During last summer's provincial-election campaign the PQ floated the idea of strengthening Bill 101, promising to extend the restrictions on mother-tongue francophones to CEGEP students and forcing small businesses with more than 11 employees to operate in French only.
Last week the government announced they would be dropping the idea of extending the law to adults, saying both CEGEP students and adult- and vocational-education students can continue to study in the language of their choice, unencumbered by the law, which streams students based on their parents' education.
We argued then that the idea was one that would not likely pass in the National Assembly or pass muster at the court level.
Well, we were right on the former count and now don't have to consider the latter, after the PQ's minority government decided not to test oppositions parties' resolve in Quebec City and dropped the idea of restricting CEGEP admissions at English colleges to only those students who qualified for English schooling under Bill 101. It's a compromise that allows the PQ to maintain their nationalist credentials without having to squeeze the toothpaste back into the tube if and when the inevitable court challenge overturned the law – which it inevitably would have.

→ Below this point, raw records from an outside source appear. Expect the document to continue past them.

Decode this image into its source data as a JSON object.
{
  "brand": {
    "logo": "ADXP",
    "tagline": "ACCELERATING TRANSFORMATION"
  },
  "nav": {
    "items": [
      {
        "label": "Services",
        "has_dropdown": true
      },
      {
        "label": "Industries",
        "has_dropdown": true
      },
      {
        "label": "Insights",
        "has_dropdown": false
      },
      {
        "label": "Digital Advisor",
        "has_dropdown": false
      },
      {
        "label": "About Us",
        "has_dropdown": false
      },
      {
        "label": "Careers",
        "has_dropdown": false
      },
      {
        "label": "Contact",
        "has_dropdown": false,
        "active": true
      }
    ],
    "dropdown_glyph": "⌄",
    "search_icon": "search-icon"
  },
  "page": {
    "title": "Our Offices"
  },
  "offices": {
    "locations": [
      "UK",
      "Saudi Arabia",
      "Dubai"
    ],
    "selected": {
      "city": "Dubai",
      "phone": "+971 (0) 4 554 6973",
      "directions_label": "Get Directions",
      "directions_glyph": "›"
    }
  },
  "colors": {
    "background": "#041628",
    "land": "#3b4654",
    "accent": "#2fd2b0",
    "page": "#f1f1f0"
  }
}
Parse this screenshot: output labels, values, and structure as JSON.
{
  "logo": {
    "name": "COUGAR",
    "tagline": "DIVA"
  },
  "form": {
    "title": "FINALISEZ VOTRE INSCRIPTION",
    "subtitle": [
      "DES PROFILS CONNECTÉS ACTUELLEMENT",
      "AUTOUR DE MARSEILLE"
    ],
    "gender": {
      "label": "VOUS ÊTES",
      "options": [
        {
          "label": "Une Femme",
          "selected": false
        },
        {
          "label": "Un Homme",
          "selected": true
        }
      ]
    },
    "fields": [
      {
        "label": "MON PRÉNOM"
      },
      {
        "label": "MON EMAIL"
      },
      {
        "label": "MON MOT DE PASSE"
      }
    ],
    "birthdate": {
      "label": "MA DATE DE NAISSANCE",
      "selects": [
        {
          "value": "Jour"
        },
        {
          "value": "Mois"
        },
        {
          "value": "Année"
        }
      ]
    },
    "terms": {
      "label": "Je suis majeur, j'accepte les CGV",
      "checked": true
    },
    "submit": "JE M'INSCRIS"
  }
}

A law telling kids where to go to school sort-of makes sense in our hyper-sensitive-to-language province, but telling adults where they can learn is a little too restrictive. The notion is doubly galling given the PQ's raison d'etre is based in self-determination – and that runs counter to the proposal to get Bill 101 extended to post-secondary education.
Extending Bill 101 to small businesses with less than 50 employees is low-hanging fruit for the provincial government – but it occurs to us that the enforcement of that law might prove more problematic than the passing of the law. The province's Office Quebecoise de la Langue Francaise (OQLF) is locked in a pitched court battle with a number of international retailers who are fighting the OQLF's new 'interpretation' of sign laws, which the language cops say obliges major retailers like Wal-mart to have a French descriptor in front of their names, like 'Magasin Wal-Mart' or 'Cafe Starbucks,' while reps for the retail chains say the law says no such thing. It will be very interesting court battle – and from here, it looks like how that turns out will have a big impact on West Island businesses, especially those that are operating at or around the magical 11-employee level.